Could you restate every entry word for word, leaving the pictures out?

-- Opening Marker --

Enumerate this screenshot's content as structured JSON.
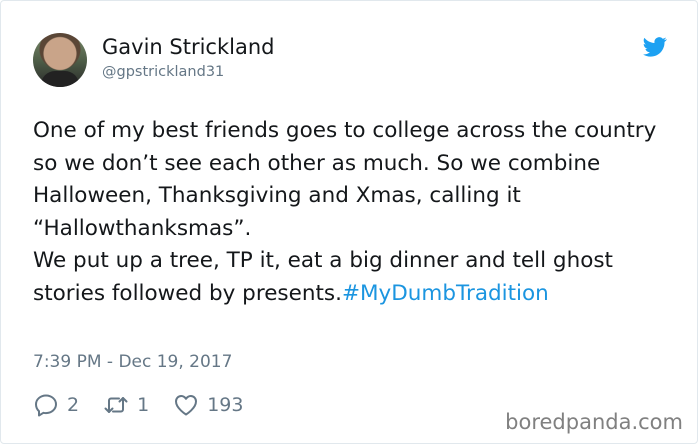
{
  "user": {
    "display_name": "Gavin Strickland",
    "handle": "@gpstrickland31",
    "avatar_icon": "user-avatar-photo"
  },
  "brand": {
    "icon": "twitter-bird-icon",
    "color": "#1da1f2"
  },
  "tweet": {
    "line1": "One of my best friends goes to college across the country so we don’t see each other as much. So we combine Halloween, Thanksgiving and Xmas, calling it “Hallowthanksmas”.",
    "line2": "We put up a tree, TP it, eat a big dinner and tell ghost stories followed by presents.",
    "hashtag": "#MyDumbTradition",
    "hashtag_color": "#1b95e0",
    "timestamp": "7:39 PM - Dec 19, 2017"
  },
  "actions": {
    "reply_count": "2",
    "retweet_count": "1",
    "like_count": "193"
  },
  "watermark": "boredpanda.com"
}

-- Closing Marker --

__SOLUTION TO THE PROBLEM__
Enumerate this screenshot's content as structured JSON.
{
  "user": {
    "display_name": "Gavin Strickland",
    "handle": "@gpstrickland31",
    "avatar_icon": "user-avatar-photo"
  },
  "brand": {
    "icon": "twitter-bird-icon",
    "color": "#1da1f2"
  },
  "tweet": {
    "line1": "One of my best friends goes to college across the country so we don’t see each other as much. So we combine Halloween, Thanksgiving and Xmas, calling it “Hallowthanksmas”.",
    "line2": "We put up a tree, TP it, eat a big dinner and tell ghost stories followed by presents.",
    "hashtag": "#MyDumbTradition",
    "hashtag_color": "#1b95e0",
    "timestamp": "7:39 PM - Dec 19, 2017"
  },
  "actions": {
    "reply_count": "2",
    "retweet_count": "1",
    "like_count": "193"
  },
  "watermark": "boredpanda.com"
}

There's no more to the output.